The Natural Resources Defense Council released its rankings on the heels of an announcement by the U.S. Environmental Protection Agency that it plans to inspect ponds where coal ash is stored and order repairs if needed.
The move is the first step in the federal regulation of the waste, which has come under renewed scrutiny following the December collapse of a containment pond in Kingston, Tenn., which sent more than a billion gallons of coal sludge into a nearby valley, damaging homes and tainting local water supplies.
Texas led the "Filthy Fifteen" ranking with 4 million tons of coal combustion waste. Missouri came in 12th while Illinois was sixth. The rankings were based on projected waste from about 80 proposed coal-fired power plants with permit applications on file.
The projected 1.3 million tons of waste from Missouri and Illinois represent 7 percent of all coal ash expected from new power plants nationwide.
"Coal waste poses a large and unnecessary risk to people's health and environment, and we need to act before another Kingston disaster strikes," said Peter Lehner, executive director of the Natural Resources Defense Council.
Despite growing concern about the risk from coal combustion waste, there are no national standards for its storage and disposal. The EPA does not consider the waste "hazardous" even though it contains harmful metals such as lead and arsenic.
But under the direction of new EPA Administrator Lisa Jackson, agency officials recently notified utilities operating nine plants in Missouri and 11 in Illinois that it needed information about the structural integrity of the coal ash storage ponds. Among some of the companies notified were: Ameren Corp., Dynegy Inc., Associated Electric Cooperative Inc. and Great Plains Energy, the parent company of Kansas City Power and Light.
"I anticipate we'll be looking at every site," said David Bryan, a spokesman for EPA's regional office in Kansas City.
Existing coal plants produce about 130 million tons of combustion waste each year, according to industry estimates. In its analysis, the Natural Resources Defense Council estimates new coal-fired power plants would add about 18 million tons to that amount, which includes 18,000 tons of toxic metals.
Ameren's existing coal-fired power plants produce about 2 million tons of coal ash each year. In addition to storing that waste on-site, the utility also recycles the ash, using it in products like concrete, roofing shingles and road material.

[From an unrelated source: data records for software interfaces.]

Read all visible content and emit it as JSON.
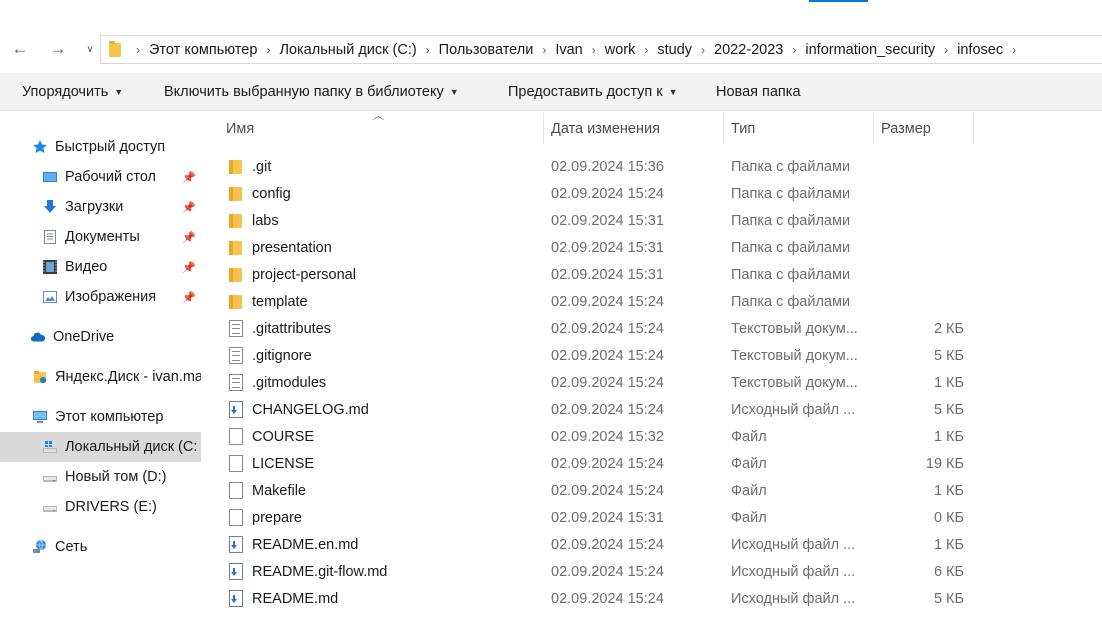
{
  "nav": {
    "back": "←",
    "forward": "→",
    "recent": "∨"
  },
  "breadcrumb": [
    "Этот компьютер",
    "Локальный диск (C:)",
    "Пользователи",
    "Ivan",
    "work",
    "study",
    "2022-2023",
    "information_security",
    "infosec"
  ],
  "breadcrumb_sep": "›",
  "toolbar": {
    "organize": "Упорядочить",
    "include_library": "Включить выбранную папку в библиотеку",
    "share": "Предоставить доступ к",
    "new_folder": "Новая папка"
  },
  "sidebar": {
    "quick_access": "Быстрый доступ",
    "desktop": "Рабочий стол",
    "downloads": "Загрузки",
    "documents": "Документы",
    "video": "Видео",
    "images": "Изображения",
    "onedrive": "OneDrive",
    "yandex": "Яндекс.Диск - ivan.ma",
    "this_pc": "Этот компьютер",
    "disk_c": "Локальный диск (C:",
    "disk_d": "Новый том (D:)",
    "disk_e": "DRIVERS (E:)",
    "network": "Сеть"
  },
  "columns": {
    "name": "Имя",
    "date": "Дата изменения",
    "type": "Тип",
    "size": "Размер"
  },
  "files": [
    {
      "name": ".git",
      "date": "02.09.2024 15:36",
      "type": "Папка с файлами",
      "size": "",
      "icon": "folder"
    },
    {
      "name": "config",
      "date": "02.09.2024 15:24",
      "type": "Папка с файлами",
      "size": "",
      "icon": "folder"
    },
    {
      "name": "labs",
      "date": "02.09.2024 15:31",
      "type": "Папка с файлами",
      "size": "",
      "icon": "folder"
    },
    {
      "name": "presentation",
      "date": "02.09.2024 15:31",
      "type": "Папка с файлами",
      "size": "",
      "icon": "folder"
    },
    {
      "name": "project-personal",
      "date": "02.09.2024 15:31",
      "type": "Папка с файлами",
      "size": "",
      "icon": "folder"
    },
    {
      "name": "template",
      "date": "02.09.2024 15:24",
      "type": "Папка с файлами",
      "size": "",
      "icon": "folder"
    },
    {
      "name": ".gitattributes",
      "date": "02.09.2024 15:24",
      "type": "Текстовый докум...",
      "size": "2 КБ",
      "icon": "text"
    },
    {
      "name": ".gitignore",
      "date": "02.09.2024 15:24",
      "type": "Текстовый докум...",
      "size": "5 КБ",
      "icon": "text"
    },
    {
      "name": ".gitmodules",
      "date": "02.09.2024 15:24",
      "type": "Текстовый докум...",
      "size": "1 КБ",
      "icon": "text"
    },
    {
      "name": "CHANGELOG.md",
      "date": "02.09.2024 15:24",
      "type": "Исходный файл ...",
      "size": "5 КБ",
      "icon": "md"
    },
    {
      "name": "COURSE",
      "date": "02.09.2024 15:32",
      "type": "Файл",
      "size": "1 КБ",
      "icon": "file"
    },
    {
      "name": "LICENSE",
      "date": "02.09.2024 15:24",
      "type": "Файл",
      "size": "19 КБ",
      "icon": "file"
    },
    {
      "name": "Makefile",
      "date": "02.09.2024 15:24",
      "type": "Файл",
      "size": "1 КБ",
      "icon": "file"
    },
    {
      "name": "prepare",
      "date": "02.09.2024 15:31",
      "type": "Файл",
      "size": "0 КБ",
      "icon": "file"
    },
    {
      "name": "README.en.md",
      "date": "02.09.2024 15:24",
      "type": "Исходный файл ...",
      "size": "1 КБ",
      "icon": "md"
    },
    {
      "name": "README.git-flow.md",
      "date": "02.09.2024 15:24",
      "type": "Исходный файл ...",
      "size": "6 КБ",
      "icon": "md"
    },
    {
      "name": "README.md",
      "date": "02.09.2024 15:24",
      "type": "Исходный файл ...",
      "size": "5 КБ",
      "icon": "md"
    }
  ]
}
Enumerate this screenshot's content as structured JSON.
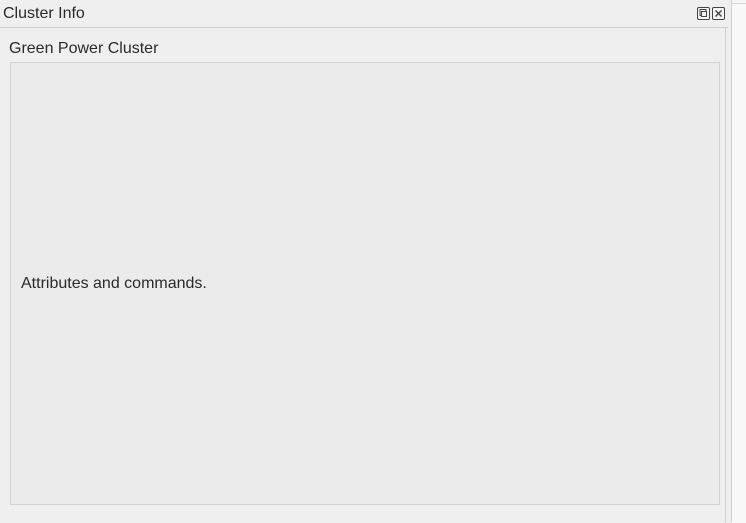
{
  "window": {
    "title": "Cluster Info",
    "buttons": [
      {
        "icon": "float-icon"
      },
      {
        "icon": "close-icon"
      }
    ]
  },
  "cluster": {
    "name": "Green Power Cluster",
    "description": "Attributes and commands."
  }
}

Last year, company officials say they recycled more ash waste than they produced.
Susan Gallagher, an Ameren spokeswoman, said the utility has already began working to comply with the EPA's request.
"We support the agency's request to fully collect information about these facilities so the agency can use that information should they decide to develop additional regulations related to these sites," Gallagher said. "We are preparing our response, although the 10-business-day timeline is a tight one."
While there are no federal standards in place for the disposal of coal combustion waste, states do have a hodgepodge of rules that address the issue. Those rules vary wildly from state to state some do little other than require companies to obtain discharge permits while others establish rigorous water monitoring rules.
Both Missouri and Illinois scrutinize the ponds and landfills where coal ash waste is stored, but many older structures lack liners that would protect pollution from leaching into groundwater and migrating into drinking water sources.
Illinois did not require ponds to be lined until 1989, after state environmental regulators discovered pollution seeping from the Havana, Hennepin and Wood River plants, which were owned by Illinois Power at the time.
Despite the requirements, there are no regulations in Illinois for how frequently groundwater near the old, unlined ash ponds must be monitored. Each site is monitored on a "case-by-case" basis, state regulators say.
Ameren officials say they test groundwater near their ash ponds weekly.
Similarly, the company routinely monitors the structural integrity of the impoundments, they say. Those efforts were beefed up after the company implemented its dam safety program following the collapse of the Taum Sauk reservoir.
In addition to power plants, paper mills, chemical manufacturers and food processing plants also generate coal ash. The EPA estimates non-utility sources are responsible for producing about 6 million tons of coal ash each year.